A Nasa air temperature map of the earth shows an almost blanket red colour - lighter in some areas but darkening to a burned black in others - across the Middle East, Europe and Asia.
According to Nasa Earth, last Thursday NZT it was 42.2C in Seville, Spain, 46.5C in Ahvaz, Iran, and 37.6C in Shanghai, China.
"This large area of extreme heat is another clear indicator that emissions of greenhouse gases by human activity are causing weather extremes that impact our living conditions," said Steven Pawson of Nasa's Goddard Space Flight Centre.
The extreme heat is producing marked changes in countries that historically aren't used to such crispy days, even at the height of summer.
The traditionally ''green and pleasant land" of England is a dry brown, baking under temperatures in the 30s. The hottest area is London and the Midlands, up to Manchester and York.
A 38.7 Celsius record for the UK set in 2019 could be smashed today or tomorrow, with 40-41C forecast and the Met Office weather agency issuing its first-ever "red warning" of extreme heat. On Sunday, the UK Government's Cobra committee held a meeting on the heat, with the government's health warning level at an emergency setting.
Professor Richard Betts, of the University of Exeter, said: "We are already seeing more frequent, longer and hotter heatwaves. We can confidently attribute this to human-caused climate change. We can expect this to keep happening until we reduce global greenhouse gas emission to net zero."
In summer 2022, heatwaves around the world felled records and fueled wildfires as temperatures climbed above 40 degrees Celsius (104 degrees Fahrenheit). https://t.co/nC67K3sekq pic.twitter.com/WlyLFi9VHm— NASA Earth (@NASAEarth) July 15, 2022
Climate change is in people's faces now - in their streets, melting roads.
During the Tour de France, water has been sprayed on roads to keep them firm for the riders. Chains on Hammersmith Bridge in London have been wrapped in insulation foil to prevent them overheating.
The heat has been turning popular holiday destinations into fire zones.
There are wildfires in Spain, Portugal and France - occurring earlier than usual in the summer after a dry, hot northern spring. The more than 30,000 hectares burned so far in Portugal are already more than the country's total amount for 2021.
"All heatwaves studied so far in Europe are getting warmer," said Robert Vautard of Sorbonne University. "As long as greenhouse gas emissions are not reduced to zero, heatwaves will continue to intensify, become more frequent and last longer."
Climate change is also implicated in the frequency and severity of other extreme events such as floods and storms.
The recent election in Australia, which has been battered in recent years by damaging fires and floods, saw the influence of climate-focused voters, and just how mainstream the issue had become.
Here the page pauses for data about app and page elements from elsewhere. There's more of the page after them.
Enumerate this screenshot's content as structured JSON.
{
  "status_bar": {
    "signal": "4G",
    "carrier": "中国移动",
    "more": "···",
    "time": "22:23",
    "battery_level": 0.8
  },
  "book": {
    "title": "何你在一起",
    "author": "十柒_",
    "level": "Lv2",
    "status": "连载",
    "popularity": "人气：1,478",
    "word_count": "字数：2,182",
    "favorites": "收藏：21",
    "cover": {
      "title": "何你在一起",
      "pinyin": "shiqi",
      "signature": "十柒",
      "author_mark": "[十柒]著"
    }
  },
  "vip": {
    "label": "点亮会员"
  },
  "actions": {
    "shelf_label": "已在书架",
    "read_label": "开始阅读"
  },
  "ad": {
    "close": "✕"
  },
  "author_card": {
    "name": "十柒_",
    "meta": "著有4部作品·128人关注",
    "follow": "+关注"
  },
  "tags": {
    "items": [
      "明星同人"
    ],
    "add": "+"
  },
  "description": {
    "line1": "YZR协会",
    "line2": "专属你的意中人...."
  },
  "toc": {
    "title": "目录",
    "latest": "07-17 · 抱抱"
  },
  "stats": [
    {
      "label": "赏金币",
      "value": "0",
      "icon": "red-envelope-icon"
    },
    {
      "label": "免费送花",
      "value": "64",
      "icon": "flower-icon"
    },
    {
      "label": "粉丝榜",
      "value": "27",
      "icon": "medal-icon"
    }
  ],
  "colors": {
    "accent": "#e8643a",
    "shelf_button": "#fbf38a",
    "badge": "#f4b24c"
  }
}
It's sure to be just as important in the lead up to New Zealand's next election.
When an issue affects everyone, it's important that people keep their representatives honest in order to deliver results for everyone.